John Hunter

by and published by William Sharp, published by Benjamin Beale Evans, published by William Skelton, after Sir Joshua Reynolds
line engraving, published 1 January 1788 (1786)
NPG D36394

D36395

John Hunter

by and published by William Sharp, published by Benjamin Beale Evans, published by William Skelton, after Sir Joshua Reynolds
line engraving, published 1 January 1788 (1786)
NPG D36395

D17261

John Hunter

by Henry Bone, after Sir Joshua Reynolds
pencil drawing squared in ink for transfer, 1798 (1786)
NPG D17261

D36396

John Hunter

by William Overend Geller, printed by S.H. Hawkins, published by H. Benham, after Sir Joshua Reynolds
mezzotint, published 21 April 1836 (1786)
NPG D36396

D19254

John Hunter

by William Overend Geller, after Sir Joshua Reynolds
mezzotint, published 1836 (1786)
NPG D19254

D36393

John Hunter

by Thomas Herbert Maguire, printed by M & N Hanhart, after Nathaniel Dance
lithograph, 1849 (1793)
NPG D36393

D18821

John Hunter

after Sir Joshua Reynolds
stipple engraving, (1786)
NPG D18821

D14236

John Hunter

published by Henry Palser, after Sir Joshua Reynolds
mezzotint, published 1788 (1786)
NPG D14236

D20215

John Hunter

by John Shury, after Sir Joshua Reynolds
stipple and line engraving, circa 1812 (1786)
NPG D20215

Related People

Tell us moreback to top

Can you tell us more about this person? Spotted an error, something missing, or do you know anything that we don't know? If you have any information to share please complete the form below

What can you tell us?close

There are occasions when we are unsure of the identity of a sitter or artist, their life dates, occupation or have not recorded their family relationships. Sometimes we have not recorded the date of a portrait. Do you have specialist knowledge or a particular interest about any aspect of the portrait or sitter or artist that you can share with us? We would welcome any information that adds to and enhances our information and understanding about a particular portrait, sitter or artist.

Citationclose

How do you know this? Please could you let us know your source of information.

* Permission to publish (Privacy information)
Privacy Informationclose

The National Portrait Gallery will NOT use your information to contact you or store for any other purpose than to investigate or display your contribution. By ticking permission to publish you are indicating your agreement for your contribution to be shown on this collection item page. Please note your email address will not be displayed on the page nor will it be used for any marketing material or promotion of any kind.

Please ensure your comments are relevant and appropriate. Your contributions must be polite and with no intention of causing trouble. All contributions are moderated.

Your nameclose

If you tick permission to publish your name will appear above your contribution on our website.

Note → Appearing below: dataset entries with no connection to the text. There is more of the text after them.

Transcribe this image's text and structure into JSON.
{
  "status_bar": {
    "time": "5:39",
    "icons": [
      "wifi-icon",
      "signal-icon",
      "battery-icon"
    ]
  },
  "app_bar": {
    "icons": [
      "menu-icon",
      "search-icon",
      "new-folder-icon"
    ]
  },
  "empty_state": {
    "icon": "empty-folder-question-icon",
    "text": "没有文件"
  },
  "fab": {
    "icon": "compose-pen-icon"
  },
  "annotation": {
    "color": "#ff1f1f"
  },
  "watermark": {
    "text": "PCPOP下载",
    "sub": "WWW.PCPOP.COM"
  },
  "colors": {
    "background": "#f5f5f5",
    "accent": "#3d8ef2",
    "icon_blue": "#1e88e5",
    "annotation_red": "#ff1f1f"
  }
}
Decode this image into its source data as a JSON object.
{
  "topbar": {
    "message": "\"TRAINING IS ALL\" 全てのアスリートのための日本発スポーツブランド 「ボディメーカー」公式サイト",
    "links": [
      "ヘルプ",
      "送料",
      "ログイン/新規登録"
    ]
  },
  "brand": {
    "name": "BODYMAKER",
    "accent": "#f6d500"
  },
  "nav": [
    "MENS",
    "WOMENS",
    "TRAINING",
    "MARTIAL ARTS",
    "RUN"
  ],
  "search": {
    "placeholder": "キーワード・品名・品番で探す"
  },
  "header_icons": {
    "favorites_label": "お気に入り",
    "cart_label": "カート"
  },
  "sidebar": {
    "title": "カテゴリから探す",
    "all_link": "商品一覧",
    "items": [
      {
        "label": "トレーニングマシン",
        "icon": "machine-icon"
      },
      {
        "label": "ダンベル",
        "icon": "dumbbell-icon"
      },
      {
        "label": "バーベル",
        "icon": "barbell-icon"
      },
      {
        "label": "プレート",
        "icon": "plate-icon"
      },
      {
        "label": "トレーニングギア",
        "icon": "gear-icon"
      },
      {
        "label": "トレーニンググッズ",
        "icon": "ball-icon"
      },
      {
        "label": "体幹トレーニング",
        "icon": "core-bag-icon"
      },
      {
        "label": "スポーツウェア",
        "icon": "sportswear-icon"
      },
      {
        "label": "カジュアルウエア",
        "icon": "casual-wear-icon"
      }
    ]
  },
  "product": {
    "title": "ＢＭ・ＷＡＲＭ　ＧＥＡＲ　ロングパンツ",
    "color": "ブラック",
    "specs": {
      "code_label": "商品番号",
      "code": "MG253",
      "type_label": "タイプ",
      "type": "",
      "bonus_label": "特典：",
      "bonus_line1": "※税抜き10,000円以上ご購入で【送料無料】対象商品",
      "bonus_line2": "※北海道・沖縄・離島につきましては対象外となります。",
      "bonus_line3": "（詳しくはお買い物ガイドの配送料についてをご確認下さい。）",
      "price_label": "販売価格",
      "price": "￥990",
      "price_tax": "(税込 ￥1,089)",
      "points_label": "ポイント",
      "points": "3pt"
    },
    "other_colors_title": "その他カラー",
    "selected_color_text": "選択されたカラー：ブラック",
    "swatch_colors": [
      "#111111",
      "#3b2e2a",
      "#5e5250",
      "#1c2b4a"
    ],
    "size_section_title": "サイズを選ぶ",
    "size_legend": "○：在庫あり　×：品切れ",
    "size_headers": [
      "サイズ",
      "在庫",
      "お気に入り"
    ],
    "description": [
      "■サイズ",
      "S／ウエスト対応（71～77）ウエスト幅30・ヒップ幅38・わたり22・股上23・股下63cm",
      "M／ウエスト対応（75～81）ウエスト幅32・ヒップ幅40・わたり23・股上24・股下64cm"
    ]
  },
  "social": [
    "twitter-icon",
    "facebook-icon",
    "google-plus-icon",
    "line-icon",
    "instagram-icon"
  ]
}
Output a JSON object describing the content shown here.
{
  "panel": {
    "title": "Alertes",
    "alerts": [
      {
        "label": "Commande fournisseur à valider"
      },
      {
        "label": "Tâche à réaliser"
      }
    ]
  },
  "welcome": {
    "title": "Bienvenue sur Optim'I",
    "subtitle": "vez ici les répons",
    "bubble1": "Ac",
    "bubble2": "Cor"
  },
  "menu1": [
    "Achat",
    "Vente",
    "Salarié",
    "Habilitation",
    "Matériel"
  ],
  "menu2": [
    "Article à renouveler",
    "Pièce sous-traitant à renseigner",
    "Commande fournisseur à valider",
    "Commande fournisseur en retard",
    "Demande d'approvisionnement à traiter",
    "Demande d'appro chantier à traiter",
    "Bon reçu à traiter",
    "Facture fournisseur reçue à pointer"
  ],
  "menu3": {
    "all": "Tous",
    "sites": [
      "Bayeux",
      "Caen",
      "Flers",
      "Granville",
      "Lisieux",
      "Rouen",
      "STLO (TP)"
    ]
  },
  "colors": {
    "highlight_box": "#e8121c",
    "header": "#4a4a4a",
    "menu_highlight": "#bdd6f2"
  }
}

Your Emailclose

Contributions are moderated. We'll need your email address so that we can follow up on the information provided and contact you to let you know when your contribution has been published.